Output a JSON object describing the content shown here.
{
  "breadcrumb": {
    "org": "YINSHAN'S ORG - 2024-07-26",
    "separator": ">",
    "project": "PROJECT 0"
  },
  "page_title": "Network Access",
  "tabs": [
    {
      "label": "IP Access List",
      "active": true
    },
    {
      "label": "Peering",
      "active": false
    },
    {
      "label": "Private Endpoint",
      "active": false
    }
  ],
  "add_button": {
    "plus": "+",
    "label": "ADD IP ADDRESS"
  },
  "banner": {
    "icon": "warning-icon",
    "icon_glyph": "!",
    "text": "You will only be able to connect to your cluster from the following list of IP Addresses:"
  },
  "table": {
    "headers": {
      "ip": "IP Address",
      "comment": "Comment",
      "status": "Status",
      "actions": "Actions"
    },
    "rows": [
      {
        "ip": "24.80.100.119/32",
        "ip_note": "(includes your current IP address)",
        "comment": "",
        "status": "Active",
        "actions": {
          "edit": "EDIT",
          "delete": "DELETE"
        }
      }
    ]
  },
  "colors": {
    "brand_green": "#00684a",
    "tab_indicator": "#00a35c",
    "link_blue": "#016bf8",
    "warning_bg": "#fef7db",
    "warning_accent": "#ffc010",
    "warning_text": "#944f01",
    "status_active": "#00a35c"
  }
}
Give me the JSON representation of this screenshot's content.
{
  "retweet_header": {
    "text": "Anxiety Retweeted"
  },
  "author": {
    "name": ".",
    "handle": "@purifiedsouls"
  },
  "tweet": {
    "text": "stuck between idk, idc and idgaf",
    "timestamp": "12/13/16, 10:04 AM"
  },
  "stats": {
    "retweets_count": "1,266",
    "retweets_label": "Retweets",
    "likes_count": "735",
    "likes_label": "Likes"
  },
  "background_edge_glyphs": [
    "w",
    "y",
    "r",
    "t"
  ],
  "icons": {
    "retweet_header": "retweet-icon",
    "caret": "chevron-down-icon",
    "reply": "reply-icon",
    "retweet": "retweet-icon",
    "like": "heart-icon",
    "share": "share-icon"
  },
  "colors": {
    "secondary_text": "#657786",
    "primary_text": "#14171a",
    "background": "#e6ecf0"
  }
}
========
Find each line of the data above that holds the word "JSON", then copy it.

Output a JSON object describing the content shown here.
Give me the JSON representation of this screenshot's content.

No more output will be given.